▸ **WORK ITEM**
Go to the line containing "Enumerate this screenshot's" and return it and each line after it exactly, through the end of the data below, and nothing more.

** DATA follows **

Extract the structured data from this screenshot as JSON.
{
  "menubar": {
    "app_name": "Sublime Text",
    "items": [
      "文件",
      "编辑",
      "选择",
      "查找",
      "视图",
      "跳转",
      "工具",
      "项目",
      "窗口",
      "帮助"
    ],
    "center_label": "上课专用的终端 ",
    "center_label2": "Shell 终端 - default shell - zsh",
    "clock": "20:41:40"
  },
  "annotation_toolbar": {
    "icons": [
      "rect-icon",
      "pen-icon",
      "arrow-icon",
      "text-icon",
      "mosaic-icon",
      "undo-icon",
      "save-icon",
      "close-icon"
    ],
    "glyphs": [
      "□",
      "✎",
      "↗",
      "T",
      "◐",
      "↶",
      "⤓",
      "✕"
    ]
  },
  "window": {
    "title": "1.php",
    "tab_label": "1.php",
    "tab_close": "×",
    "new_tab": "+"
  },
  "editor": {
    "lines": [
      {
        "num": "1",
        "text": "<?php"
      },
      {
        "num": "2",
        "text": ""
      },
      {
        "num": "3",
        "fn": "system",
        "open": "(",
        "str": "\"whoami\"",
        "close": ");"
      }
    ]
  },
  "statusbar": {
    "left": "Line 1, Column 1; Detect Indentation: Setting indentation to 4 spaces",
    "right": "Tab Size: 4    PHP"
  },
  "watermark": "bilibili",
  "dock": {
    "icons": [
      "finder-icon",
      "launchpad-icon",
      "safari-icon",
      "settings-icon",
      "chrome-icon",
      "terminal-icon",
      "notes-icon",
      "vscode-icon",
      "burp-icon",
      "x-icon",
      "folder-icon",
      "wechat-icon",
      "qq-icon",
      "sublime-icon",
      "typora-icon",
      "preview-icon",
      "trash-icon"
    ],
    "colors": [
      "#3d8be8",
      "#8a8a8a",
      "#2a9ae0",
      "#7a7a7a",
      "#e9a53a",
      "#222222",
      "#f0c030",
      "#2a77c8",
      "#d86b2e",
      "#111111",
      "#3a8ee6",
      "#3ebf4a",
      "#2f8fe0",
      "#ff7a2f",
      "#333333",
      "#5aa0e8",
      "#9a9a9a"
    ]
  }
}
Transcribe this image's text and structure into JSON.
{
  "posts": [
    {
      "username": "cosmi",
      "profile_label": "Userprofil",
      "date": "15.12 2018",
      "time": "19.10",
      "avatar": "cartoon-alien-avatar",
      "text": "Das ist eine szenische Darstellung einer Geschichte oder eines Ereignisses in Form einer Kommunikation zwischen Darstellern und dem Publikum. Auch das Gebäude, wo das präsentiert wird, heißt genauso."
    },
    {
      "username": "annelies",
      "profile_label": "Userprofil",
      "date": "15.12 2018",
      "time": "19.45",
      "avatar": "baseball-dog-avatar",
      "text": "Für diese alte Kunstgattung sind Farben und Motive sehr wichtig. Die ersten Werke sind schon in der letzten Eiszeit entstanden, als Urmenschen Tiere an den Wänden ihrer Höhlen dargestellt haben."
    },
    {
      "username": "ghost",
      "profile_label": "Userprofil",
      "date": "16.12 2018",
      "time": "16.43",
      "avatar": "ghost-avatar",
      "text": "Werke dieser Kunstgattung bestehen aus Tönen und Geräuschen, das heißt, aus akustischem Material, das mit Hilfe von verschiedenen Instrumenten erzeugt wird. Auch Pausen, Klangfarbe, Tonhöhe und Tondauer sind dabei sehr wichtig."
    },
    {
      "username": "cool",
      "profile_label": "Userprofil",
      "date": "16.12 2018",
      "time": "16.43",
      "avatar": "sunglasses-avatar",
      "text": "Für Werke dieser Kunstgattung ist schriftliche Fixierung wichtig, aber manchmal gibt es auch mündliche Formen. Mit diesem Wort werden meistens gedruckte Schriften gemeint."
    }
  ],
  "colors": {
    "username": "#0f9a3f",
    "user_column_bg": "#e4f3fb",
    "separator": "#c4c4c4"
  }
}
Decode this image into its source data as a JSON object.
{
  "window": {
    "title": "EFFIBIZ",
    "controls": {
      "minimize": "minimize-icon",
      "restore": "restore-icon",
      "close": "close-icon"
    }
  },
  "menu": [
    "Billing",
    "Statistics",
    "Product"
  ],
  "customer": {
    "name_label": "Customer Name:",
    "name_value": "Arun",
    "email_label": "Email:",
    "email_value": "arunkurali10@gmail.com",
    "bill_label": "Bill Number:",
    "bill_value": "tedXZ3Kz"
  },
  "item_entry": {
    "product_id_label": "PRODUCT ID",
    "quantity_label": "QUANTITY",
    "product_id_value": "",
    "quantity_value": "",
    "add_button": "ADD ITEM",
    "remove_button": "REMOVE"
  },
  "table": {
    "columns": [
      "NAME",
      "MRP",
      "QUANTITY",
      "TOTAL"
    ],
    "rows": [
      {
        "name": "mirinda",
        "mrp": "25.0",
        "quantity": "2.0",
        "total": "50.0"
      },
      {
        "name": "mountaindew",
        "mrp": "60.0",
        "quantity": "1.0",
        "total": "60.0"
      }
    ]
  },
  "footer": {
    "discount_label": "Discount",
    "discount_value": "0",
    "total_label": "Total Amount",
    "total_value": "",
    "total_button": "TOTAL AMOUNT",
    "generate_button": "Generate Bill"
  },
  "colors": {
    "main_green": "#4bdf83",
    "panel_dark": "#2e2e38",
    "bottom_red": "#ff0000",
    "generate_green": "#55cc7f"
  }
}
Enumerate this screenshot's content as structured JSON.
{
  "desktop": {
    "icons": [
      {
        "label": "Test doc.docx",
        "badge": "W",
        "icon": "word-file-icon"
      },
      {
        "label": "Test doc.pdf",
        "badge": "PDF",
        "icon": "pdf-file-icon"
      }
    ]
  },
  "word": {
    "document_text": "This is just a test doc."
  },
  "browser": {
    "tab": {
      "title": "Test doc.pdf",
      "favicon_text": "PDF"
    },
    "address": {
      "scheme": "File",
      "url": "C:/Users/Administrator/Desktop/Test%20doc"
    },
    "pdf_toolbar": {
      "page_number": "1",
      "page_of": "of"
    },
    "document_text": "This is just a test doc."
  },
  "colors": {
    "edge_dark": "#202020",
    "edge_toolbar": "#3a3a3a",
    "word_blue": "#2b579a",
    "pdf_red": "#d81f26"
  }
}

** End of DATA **

▸ **RESPONSE TO THE TASK**
Enumerate this screenshot's content as structured JSON.
{
  "desktop": {
    "icons": [
      {
        "label": "Test doc.docx",
        "badge": "W",
        "icon": "word-file-icon"
      },
      {
        "label": "Test doc.pdf",
        "badge": "PDF",
        "icon": "pdf-file-icon"
      }
    ]
  },
  "word": {
    "document_text": "This is just a test doc."
  },
  "browser": {
    "tab": {
      "title": "Test doc.pdf",
      "favicon_text": "PDF"
    },
    "address": {
      "scheme": "File",
      "url": "C:/Users/Administrator/Desktop/Test%20doc"
    },
    "pdf_toolbar": {
      "page_number": "1",
      "page_of": "of"
    },
    "document_text": "This is just a test doc."
  },
  "colors": {
    "edge_dark": "#202020",
    "edge_toolbar": "#3a3a3a",
    "word_blue": "#2b579a",
    "pdf_red": "#d81f26"
  }
}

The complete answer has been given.